China made a rare decision not to set a target for its economic growth for 2020 due to uncertainties about the impact of the coronavirus.
“I would like to point out that we have not set a specific target for economic growth this year,” Chinese Premier Li Keqiang said in an English-language text of the work report delivered on Friday.
“This is because our country will face some factors that are difficult to predict in its development due to the great uncertainty regarding the Covid-19 pandemic and the world economic and trade environment,” Li said.
The remarks are part of China’s annual parliamentary meeting, which was delayed by about two months this year due to the coronavirus outbreak that began in China last year and has since spread globally.
As a result, some analysts expected ahead of the report that Li might share a GDP target for a timeframe other than 2020 itself. Last year, GDP expanded by 6.1%, just making the official target range of 6% to 6.5%.
“The fact that they dropped the GDP growth target is a good thing if it means that they really intend to let sustainable demand - consumption, exports, and private sector investment - drive growth,” Michael Pettis, professor of finance at Peking University, said Friday in an email.
“If they have only dropped it temporarily while they try to figure the full impact of the pandemic, and later select an implicit target that relies heavily on non-productive spending on infrastructure and real estate, then this really doesn’t change anything,” Pettis said.
China’s economy contracted by 6.8% in the first quarter, while unemployment has stayed near historic highs. Although data have shown some recovery in April, officials have publicly aired concerns about a drag on growth from the coronavirus’ spread overseas.
Economists have cut their growth forecasts for the official GDP - a figure that many economists often doubt. In late March, Beijing-based China International Capital Corporation (CICC) notably lowered its real GDP growth estimate to 2.6%, down from 6.1% previously.
While China did not set a GDP target for the year, authorities still laid out some specific numbers for items such as employment and inflation.
Li stressed that ensuring people have jobs will remain a priority, as it was last year.
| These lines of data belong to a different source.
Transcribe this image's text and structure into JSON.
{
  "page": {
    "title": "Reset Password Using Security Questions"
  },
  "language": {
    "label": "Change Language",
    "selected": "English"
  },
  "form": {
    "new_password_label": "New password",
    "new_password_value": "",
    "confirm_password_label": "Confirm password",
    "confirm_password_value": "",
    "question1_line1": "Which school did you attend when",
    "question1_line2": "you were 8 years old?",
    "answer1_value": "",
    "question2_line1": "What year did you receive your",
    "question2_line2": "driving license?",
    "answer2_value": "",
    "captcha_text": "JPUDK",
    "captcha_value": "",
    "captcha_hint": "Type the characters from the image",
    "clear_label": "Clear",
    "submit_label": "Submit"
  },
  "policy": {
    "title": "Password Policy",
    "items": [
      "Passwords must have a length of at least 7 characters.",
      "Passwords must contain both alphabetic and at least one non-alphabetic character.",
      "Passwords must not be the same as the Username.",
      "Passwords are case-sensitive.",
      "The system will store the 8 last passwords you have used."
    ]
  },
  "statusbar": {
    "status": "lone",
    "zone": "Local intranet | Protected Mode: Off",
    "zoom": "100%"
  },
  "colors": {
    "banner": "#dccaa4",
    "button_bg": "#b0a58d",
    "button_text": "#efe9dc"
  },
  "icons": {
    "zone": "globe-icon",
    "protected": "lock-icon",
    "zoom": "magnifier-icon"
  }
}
Beijing will target an unemployment rate of 6%, as measured by the official urban survey, Li said.
That’s up from last year’s goal of 5.5%. The number of new jobs promised, “over 9 million,” was fewer than the 11 million targeted last year.
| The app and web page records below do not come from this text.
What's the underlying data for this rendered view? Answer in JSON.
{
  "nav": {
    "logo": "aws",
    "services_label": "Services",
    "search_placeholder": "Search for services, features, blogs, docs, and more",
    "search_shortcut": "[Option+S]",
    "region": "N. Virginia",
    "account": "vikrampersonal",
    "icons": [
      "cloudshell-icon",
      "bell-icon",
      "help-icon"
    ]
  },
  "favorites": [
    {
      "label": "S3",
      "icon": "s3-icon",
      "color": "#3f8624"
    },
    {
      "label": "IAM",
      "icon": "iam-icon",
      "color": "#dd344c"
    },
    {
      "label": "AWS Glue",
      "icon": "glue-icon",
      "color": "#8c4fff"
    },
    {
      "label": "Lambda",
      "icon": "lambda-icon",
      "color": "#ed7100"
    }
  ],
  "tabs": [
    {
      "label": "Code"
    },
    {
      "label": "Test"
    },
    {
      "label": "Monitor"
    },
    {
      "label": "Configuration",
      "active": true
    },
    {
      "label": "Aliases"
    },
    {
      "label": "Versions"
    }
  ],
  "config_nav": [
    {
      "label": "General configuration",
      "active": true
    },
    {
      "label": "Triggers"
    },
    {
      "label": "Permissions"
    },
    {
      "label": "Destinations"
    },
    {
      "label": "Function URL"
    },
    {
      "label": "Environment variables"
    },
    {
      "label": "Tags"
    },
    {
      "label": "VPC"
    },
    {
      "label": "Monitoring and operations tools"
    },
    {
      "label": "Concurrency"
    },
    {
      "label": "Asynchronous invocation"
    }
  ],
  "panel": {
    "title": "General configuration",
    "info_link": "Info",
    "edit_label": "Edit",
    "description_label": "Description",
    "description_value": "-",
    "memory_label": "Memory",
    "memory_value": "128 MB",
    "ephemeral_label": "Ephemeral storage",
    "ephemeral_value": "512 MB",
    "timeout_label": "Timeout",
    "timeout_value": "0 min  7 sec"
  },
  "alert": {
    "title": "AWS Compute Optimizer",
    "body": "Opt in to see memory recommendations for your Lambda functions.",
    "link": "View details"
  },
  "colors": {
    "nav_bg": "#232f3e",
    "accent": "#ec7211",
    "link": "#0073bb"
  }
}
The consumer price index target was set at around 3.5%.
Covid-19 emerged in the Chinese city of Wuhan late last year and has killed more than 4,600 people in the country. The outbreak has since become a global pandemic, infecting more than 5 million people and killing more than 330,000 people worldwide.
The world’s second-largest economy has been the first to impose — and emerge from — government lockdowns on businesses and social gatherings. The outbreak stalled domestically by early March, and by the end of April, most businesses that survived the lockdown had resumed work, although not necessarily at the same level of operations prior to the pandemic.
During Friday’s opening ceremony of the NPC, Li laid out a plan for moderate increase in government support for the economy.
He also said the fiscal deficit will increase from last year by 1 trillion yuan ($142.86 billion), for a deficit-to-GDP ratio of more than 3.6%.
“On top of this, one trillion yuan of government bonds for Covid-19 control will also be issued,” Li said, calling them “extraordinary measures for an unusual time.”
Special local government bonds for project development will also increase by 1.6 trillion yuan over last year, for a total issuance of 3.75 trillion yuan, Li said.
China will step up construction of new types of infrastructure that will help expand the reach of 5G and electric car charging facilities, Li said. The country will also boost efforts for water conservancy, and increase national railway development capital by 100 billion yuan.
It is not what you do for your children, but what you have taught them to do for themselves